DATA PROVIDED –
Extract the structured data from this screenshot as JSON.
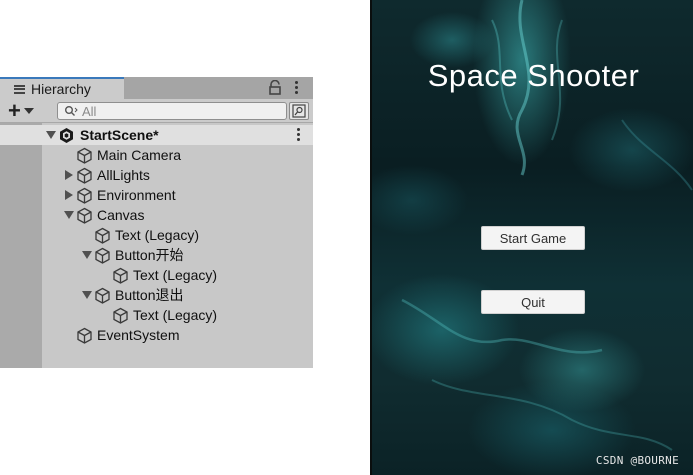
{
  "hierarchy": {
    "tab_title": "Hierarchy",
    "search_placeholder": "All",
    "add_label": "+",
    "scene": {
      "name": "StartScene*"
    },
    "items": [
      {
        "label": "Main Camera",
        "depth": 1,
        "expander": "none"
      },
      {
        "label": "AllLights",
        "depth": 1,
        "expander": "collapsed"
      },
      {
        "label": "Environment",
        "depth": 1,
        "expander": "collapsed"
      },
      {
        "label": "Canvas",
        "depth": 1,
        "expander": "expanded"
      },
      {
        "label": "Text (Legacy)",
        "depth": 2,
        "expander": "none"
      },
      {
        "label": "Button开始",
        "depth": 2,
        "expander": "expanded"
      },
      {
        "label": "Text (Legacy)",
        "depth": 3,
        "expander": "none"
      },
      {
        "label": "Button退出",
        "depth": 2,
        "expander": "expanded"
      },
      {
        "label": "Text (Legacy)",
        "depth": 3,
        "expander": "none"
      },
      {
        "label": "EventSystem",
        "depth": 1,
        "expander": "none"
      }
    ]
  },
  "game": {
    "title": "Space Shooter",
    "start_button": "Start Game",
    "quit_button": "Quit"
  },
  "watermark": "CSDN @BOURNE",
  "colors": {
    "panel_bg": "#c8c8c8",
    "tab_accent": "#3a79bb",
    "scene_row_bg": "#e0e0e0",
    "space_bg": "#0f2a2e",
    "nebula_accent": "#41bebe"
  },
  "icons": [
    "hierarchy-list-icon",
    "lock-icon",
    "kebab-menu-icon",
    "search-icon",
    "scene-search-icon",
    "unity-logo-icon",
    "gameobject-cube-icon"
  ]
}
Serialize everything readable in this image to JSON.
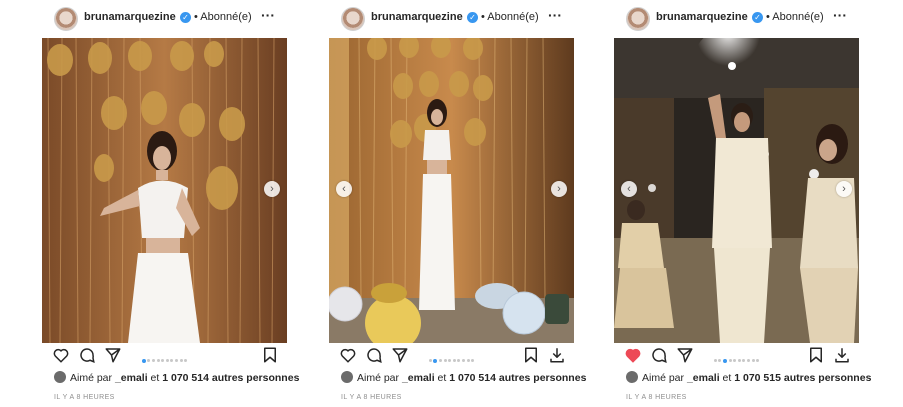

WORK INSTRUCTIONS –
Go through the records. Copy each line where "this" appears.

FINAL ANSWER –
Extract the structured data from this screenshot as JSON.
Serialize everything readable in this image to JSON.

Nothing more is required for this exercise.